  41. People who have concern for only for themselves think that they are at the center of the world. To such people, others are merely people who will do something for me. They half-genuinely believe that everyone else exists to serve them, and should give precedence to their feelings.
  42. One needs to think not “what will this person give me? but rather, “what can I give to this person? That is the commitment to the community.
  43. Praises are given in order to manipulate. Whether we praise or rebuke others, the only difference is one of the carrot or the stick, and the background goal is manipulation.
  44. Being praised is what leads people to form the belief that they have no ability. The more one is praised by another person, the more on forms the belief that one has no ability.
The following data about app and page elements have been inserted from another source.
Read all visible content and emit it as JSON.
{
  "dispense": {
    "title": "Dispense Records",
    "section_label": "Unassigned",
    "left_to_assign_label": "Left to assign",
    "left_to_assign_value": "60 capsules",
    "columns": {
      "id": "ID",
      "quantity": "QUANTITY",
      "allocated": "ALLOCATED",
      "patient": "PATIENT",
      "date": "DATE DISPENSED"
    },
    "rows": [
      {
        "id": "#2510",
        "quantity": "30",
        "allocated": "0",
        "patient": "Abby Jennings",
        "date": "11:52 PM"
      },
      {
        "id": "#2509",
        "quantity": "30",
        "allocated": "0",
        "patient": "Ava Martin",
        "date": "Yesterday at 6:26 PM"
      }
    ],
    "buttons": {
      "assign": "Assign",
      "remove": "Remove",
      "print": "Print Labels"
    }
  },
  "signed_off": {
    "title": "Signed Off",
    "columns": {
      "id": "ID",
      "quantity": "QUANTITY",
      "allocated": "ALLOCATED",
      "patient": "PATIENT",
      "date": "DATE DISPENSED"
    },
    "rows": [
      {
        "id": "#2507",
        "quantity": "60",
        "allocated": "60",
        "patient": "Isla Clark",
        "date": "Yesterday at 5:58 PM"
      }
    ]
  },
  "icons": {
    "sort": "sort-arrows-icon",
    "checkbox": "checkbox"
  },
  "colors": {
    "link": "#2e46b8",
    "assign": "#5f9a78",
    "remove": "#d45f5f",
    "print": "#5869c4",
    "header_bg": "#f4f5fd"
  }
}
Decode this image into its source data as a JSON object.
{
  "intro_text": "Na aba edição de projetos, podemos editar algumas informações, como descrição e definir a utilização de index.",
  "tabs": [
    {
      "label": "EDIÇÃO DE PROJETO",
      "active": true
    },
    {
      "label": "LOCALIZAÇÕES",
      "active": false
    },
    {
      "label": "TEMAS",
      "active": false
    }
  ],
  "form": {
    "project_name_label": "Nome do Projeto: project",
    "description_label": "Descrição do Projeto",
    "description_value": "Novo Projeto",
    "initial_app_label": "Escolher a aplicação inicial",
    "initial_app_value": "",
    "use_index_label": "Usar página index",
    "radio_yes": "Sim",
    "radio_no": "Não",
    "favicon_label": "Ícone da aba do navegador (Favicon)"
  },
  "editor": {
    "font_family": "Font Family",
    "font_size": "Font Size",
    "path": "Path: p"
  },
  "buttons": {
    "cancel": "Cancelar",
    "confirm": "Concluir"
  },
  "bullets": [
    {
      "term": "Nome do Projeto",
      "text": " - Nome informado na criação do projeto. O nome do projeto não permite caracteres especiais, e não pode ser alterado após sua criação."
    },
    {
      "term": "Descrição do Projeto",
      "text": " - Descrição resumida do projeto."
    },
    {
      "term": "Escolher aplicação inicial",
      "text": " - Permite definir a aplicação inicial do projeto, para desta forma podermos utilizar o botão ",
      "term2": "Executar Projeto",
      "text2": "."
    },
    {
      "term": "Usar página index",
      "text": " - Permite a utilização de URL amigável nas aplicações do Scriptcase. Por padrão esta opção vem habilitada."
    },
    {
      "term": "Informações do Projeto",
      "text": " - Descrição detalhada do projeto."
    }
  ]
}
  45. Someone has to start. Other people might not be cooperative, but that is not connected to you. You should start. With no regard to whether others are cooperative or not.
  46. There is no such thing as a one hundred percent person.
  47. We do not lack ability. We just lack courage.
  48. When one is sad, one should be sad to one’s heart’s content. It is precisely when one tries to escape the pain and sadness that one gets stuck and ceases to be able to build deep relationships with anyone.
  49. We can believe. And we can doubt. But we are aspiring to see others as our comrades. To believe or to doubt – the choice should be clear.
  50. The two objectives for behavior: to be self-reliant and to live in harmony with society. The two objectives for the psychology that supports these behaviors: the consciousness that I have the ability and the consciousness that people are my comrades.
  51. It is the person who attacks you who has the problem.
  52. It doesn’t matter if the contribution is not a visible one.
  53. All we need is the subjective sense that “I am of use to someone,” or in other words, ” a feeling of contribution.
  54. Happiness is the feeling of contribution. That is the definition of happiness.
  55. You are probably rejecting normality because you equate being normal with being incapable. Being normal is not being incapable. One does not need to flaunt one’s superiority.
  56. Live like you’re dancing.
  57. To shine a spotlight on here and now is to go about doing what one can do now, earnestly and conscientiously.
  58. If one is living each moment earnestly, there is no need to get too serious.
  59. Life is always complete.
  60. As long as you are dancing, you will get somewhere.
  61. If I change, the world will change. No one else will change the world for me.
  62. There are encounters in which a book one happens to pick up one day ends up completely altering one’s landscape the following morning.
What you are lacking is the courage to be happy.
*I take no credit for any of these points.

Recommend me a book

No horror books, please!!